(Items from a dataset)
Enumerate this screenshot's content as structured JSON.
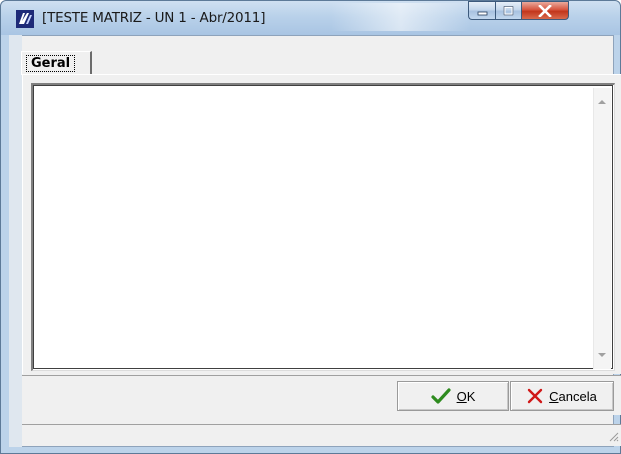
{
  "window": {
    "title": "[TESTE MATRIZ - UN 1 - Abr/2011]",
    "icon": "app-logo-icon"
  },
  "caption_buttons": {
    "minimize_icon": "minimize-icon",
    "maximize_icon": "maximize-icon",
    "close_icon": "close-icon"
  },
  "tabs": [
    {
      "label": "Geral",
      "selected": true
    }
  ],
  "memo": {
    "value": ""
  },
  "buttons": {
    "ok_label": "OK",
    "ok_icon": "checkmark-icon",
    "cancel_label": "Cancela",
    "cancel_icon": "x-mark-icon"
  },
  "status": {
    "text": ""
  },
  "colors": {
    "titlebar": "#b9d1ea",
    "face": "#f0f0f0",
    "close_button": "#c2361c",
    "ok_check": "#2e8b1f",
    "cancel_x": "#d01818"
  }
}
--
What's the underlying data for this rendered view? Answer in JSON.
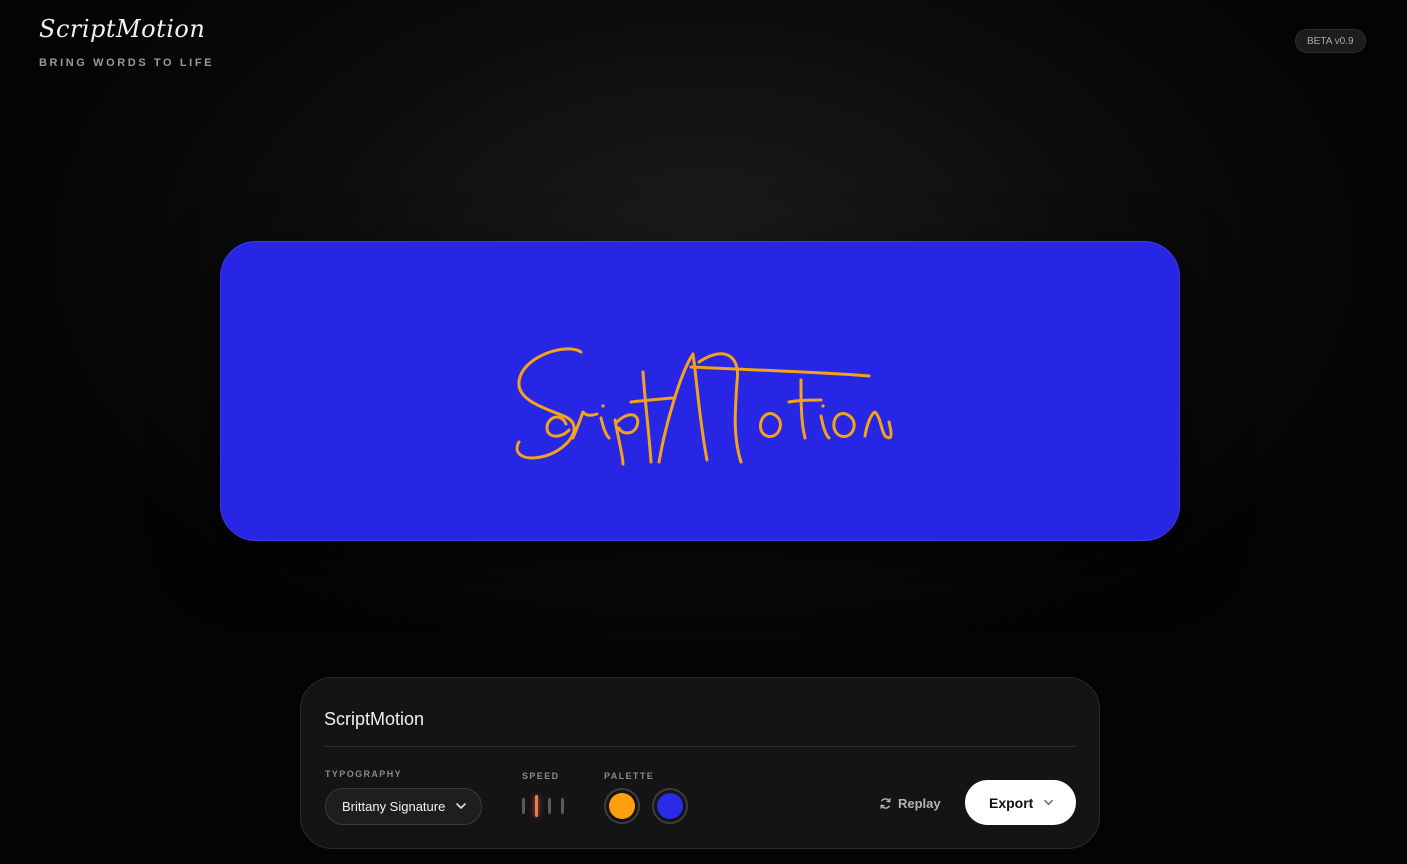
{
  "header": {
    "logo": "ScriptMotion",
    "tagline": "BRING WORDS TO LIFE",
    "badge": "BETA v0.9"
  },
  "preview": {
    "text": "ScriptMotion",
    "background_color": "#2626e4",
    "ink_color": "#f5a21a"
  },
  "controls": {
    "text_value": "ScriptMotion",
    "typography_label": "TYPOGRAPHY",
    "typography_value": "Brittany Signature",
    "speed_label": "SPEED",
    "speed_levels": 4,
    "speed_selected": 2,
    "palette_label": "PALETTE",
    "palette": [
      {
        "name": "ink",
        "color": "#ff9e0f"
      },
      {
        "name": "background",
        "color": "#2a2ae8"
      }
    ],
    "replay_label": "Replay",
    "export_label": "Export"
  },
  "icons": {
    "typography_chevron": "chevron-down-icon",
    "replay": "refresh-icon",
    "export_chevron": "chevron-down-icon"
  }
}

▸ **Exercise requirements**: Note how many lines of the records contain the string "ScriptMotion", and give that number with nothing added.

▸ **Exercise solution**: 3